• **What you have to do**
Looking at the records below, please say how many lines contain the word "JSON", as a bare number.

'''

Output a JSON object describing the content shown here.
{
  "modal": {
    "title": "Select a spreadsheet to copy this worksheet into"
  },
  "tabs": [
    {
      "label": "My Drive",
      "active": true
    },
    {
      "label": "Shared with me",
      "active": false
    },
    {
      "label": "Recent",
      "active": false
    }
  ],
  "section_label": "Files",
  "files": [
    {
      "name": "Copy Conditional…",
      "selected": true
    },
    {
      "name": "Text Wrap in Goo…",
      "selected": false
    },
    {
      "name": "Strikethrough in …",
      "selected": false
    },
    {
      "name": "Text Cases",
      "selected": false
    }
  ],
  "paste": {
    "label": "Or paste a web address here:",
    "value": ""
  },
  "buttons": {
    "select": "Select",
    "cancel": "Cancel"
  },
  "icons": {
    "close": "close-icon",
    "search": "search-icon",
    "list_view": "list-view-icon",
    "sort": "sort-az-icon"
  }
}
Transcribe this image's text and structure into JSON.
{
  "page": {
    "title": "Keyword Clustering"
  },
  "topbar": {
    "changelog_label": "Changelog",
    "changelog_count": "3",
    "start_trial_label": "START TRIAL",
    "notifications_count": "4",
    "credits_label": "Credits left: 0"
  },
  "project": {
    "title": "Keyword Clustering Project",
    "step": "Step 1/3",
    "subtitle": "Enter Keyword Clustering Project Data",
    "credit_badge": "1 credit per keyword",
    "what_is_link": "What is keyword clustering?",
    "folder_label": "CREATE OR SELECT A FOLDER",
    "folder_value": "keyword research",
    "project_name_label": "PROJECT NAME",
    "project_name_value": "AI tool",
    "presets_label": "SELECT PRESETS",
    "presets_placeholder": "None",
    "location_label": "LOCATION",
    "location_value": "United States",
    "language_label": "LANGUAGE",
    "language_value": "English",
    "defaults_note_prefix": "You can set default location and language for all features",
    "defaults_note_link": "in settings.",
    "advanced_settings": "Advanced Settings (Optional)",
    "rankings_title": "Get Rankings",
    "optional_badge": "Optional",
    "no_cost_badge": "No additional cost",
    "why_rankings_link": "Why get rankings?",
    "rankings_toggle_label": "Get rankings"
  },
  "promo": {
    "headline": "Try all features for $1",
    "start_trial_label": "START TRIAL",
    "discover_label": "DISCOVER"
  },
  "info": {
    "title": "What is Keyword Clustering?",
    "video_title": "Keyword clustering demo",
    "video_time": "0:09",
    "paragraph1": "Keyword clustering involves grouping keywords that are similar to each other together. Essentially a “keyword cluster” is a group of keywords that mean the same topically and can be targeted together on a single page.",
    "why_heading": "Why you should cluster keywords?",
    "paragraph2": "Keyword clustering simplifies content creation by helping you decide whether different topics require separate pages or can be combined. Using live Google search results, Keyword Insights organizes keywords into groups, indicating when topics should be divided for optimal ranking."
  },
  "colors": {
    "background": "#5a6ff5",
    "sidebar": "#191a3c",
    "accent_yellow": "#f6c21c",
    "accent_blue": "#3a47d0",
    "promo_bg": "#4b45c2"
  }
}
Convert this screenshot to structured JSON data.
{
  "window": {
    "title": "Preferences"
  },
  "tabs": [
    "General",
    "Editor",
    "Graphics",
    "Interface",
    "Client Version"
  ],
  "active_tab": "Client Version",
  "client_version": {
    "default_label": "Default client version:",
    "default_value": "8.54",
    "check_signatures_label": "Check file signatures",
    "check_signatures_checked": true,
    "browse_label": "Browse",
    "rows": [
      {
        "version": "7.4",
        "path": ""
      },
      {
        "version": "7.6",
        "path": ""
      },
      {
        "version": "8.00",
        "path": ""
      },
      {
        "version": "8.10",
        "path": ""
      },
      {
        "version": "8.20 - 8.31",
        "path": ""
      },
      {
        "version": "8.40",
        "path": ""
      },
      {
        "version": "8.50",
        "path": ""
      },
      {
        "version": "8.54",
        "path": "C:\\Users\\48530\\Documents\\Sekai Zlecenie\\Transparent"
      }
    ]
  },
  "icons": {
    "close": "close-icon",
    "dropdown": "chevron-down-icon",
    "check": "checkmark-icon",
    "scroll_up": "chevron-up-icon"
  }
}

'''
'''

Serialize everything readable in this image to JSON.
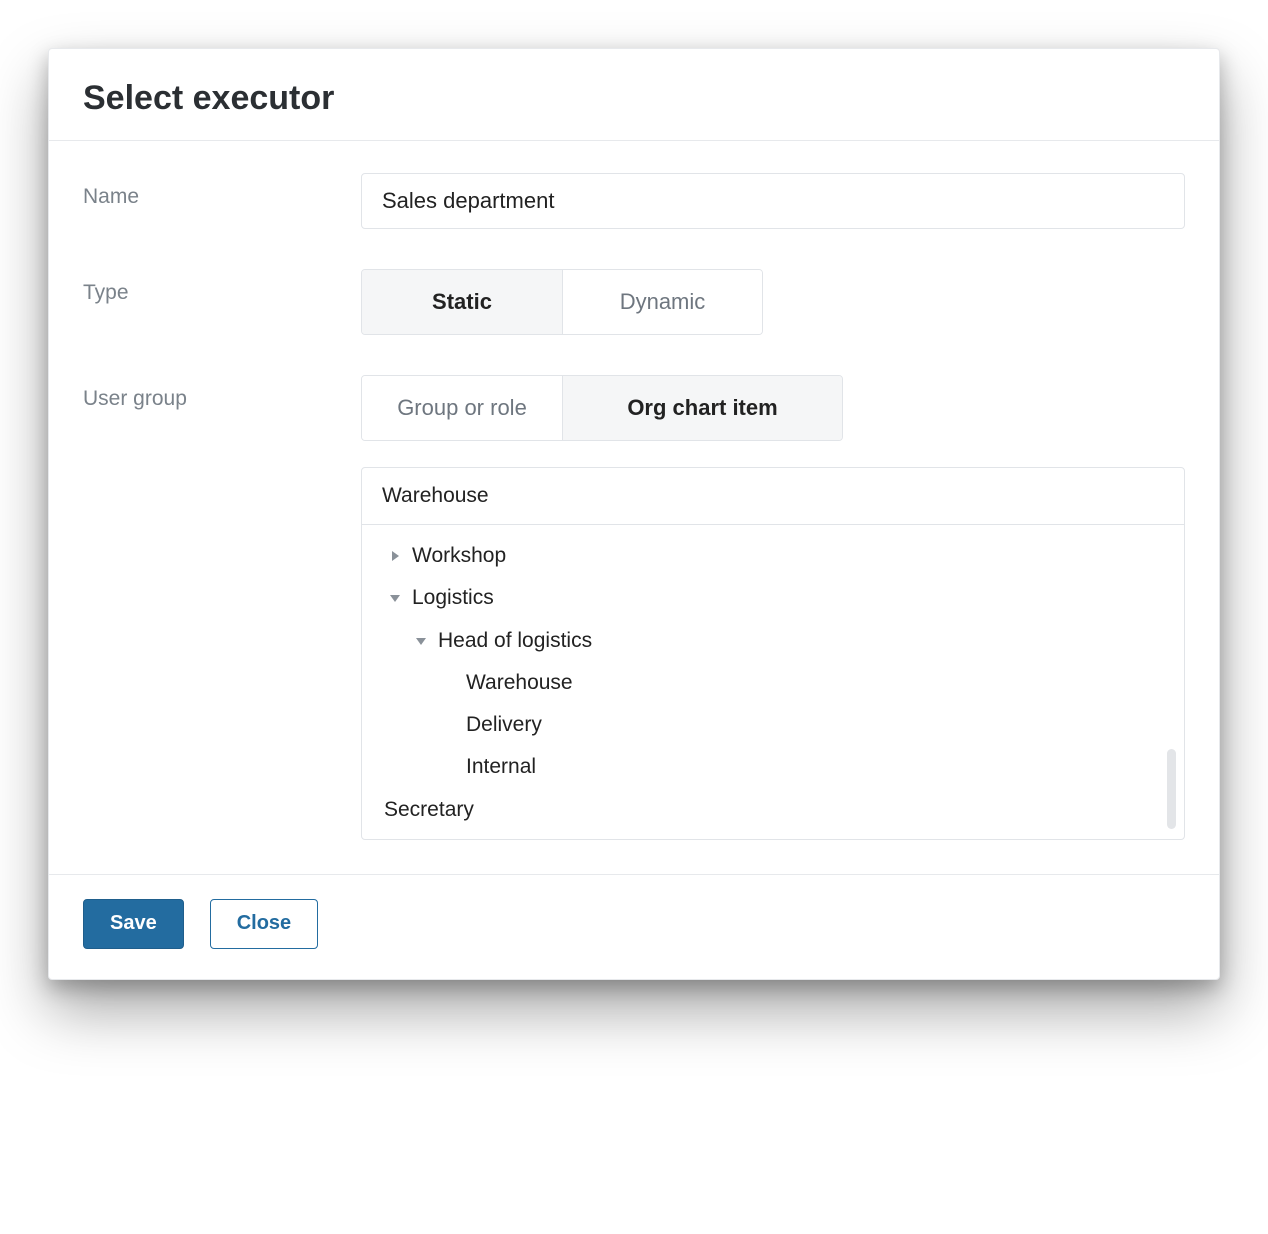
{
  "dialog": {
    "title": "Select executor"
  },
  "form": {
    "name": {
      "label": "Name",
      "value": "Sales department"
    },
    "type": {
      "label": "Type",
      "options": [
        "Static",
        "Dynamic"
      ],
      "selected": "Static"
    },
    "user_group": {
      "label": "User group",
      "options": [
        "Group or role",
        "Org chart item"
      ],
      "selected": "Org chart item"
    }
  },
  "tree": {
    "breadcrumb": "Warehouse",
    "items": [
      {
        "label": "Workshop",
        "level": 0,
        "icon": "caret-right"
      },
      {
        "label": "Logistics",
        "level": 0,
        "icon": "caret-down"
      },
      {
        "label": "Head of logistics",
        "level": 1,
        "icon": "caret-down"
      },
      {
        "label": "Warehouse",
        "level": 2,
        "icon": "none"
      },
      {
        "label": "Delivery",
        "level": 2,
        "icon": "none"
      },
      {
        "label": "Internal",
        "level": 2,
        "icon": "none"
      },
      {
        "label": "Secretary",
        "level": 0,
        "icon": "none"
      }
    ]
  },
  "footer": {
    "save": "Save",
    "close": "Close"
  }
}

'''

• **Output of the task**
4